On the day a child is born, parents give their bundle of joy a name. This name is pondered, researched, and possibly fought over. The name Leah Heleena means a lot to me. Leah is the name of my mom’s childhood friend, the type of friend you hide in the attic for a week without your parents knowing. “Heleena” was the name of my Great Grandmother’s Grandmother. This name was exclaimed as I was found playing in the mud in my Sunday best. While this name was often used to grab my attention, my sisters and I shared names that implied all the love and affection we couldn’t comprehend until we had children of our own. As my Nana lived her last days on this earth she had few moments of lucidity. During one of them, she looked at me, put her hand on my face, and said “you’re my Leah”.

Halfway through my Forties, I’m realizing why these names are so important. Each name brings its own sense of belonging. Nieces, nephews, and kids of friends call me Aunt Leah, Aunt Weela, and even Quesadilla. I’m filled with humility when my buddy Ryan calls me “Coach”. The implication that I have provided encouragement or guidance to warrant that name fills me with gratitude. Three plus years after my last day working at Covenant and my work-study students still call me “Boss”. Except for Jay who continues to call me Mrs. Jones and I continue to find it endearing.


Mommy is the name while I loved, I often wanted to change during the years it was spoken multiple times each minute of every day. ¬†When Mommy transitioned to Mom, I realized my kids were growing up way too fast and I was thankful they still had needs I could meet. When these three call me “Mom” (or “Momma” for Eliot) responsibility is coupled with empowerment by the sense of confidence it seems to convey. They have confidence they will find security, acceptance, and their own unconditional belonging.


As I dial into who I am, the names Andy calls me are at my very core. I won’t risk turning my readers bilious by providing a list. I’ll just say, they mean different things oscillating from a casual “Hey Babe” to decades of love and commitment expressed in “Baby Doll”. There are times these names are super familiar and information being relayed is very mundane. Other times the level of dedication being expressed settles me. It reminds me how I belong.

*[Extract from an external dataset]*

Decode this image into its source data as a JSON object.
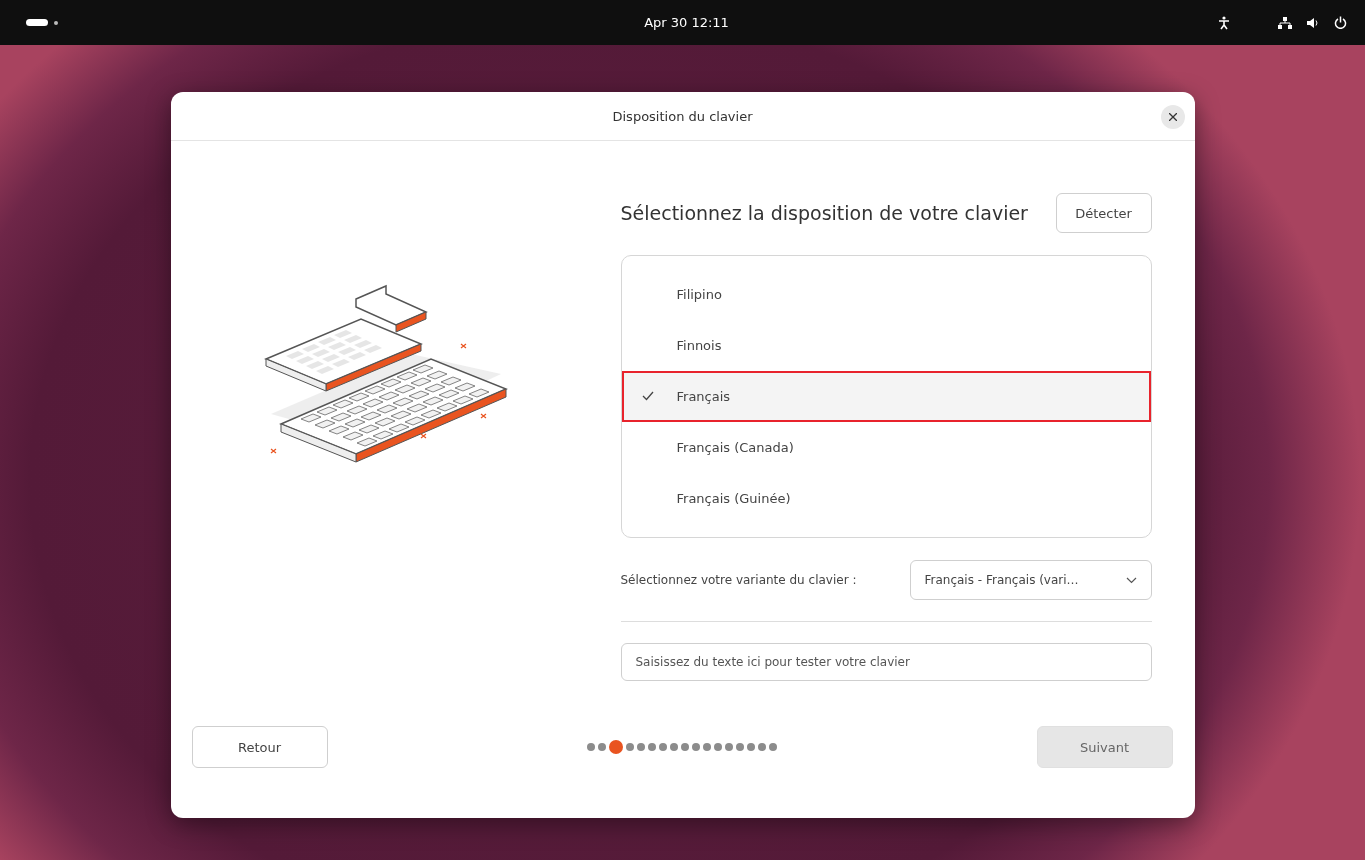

What we all want most is to be known so we may find our place to belong. I’m blessed by all of you who continue to take the time to know me. However, as wonderful as the names described above make me feel, as much purpose as they give me, they cannot provide everlasting hope. The fulfillment they give lacks peace without the reality of true belonging given by the Lord when he calls me child, sister…friend. My name is written on the hands and in the heart of his beautiful Son. I am nothing without the most powerful name given to me when Jesus called me “Redeemed”.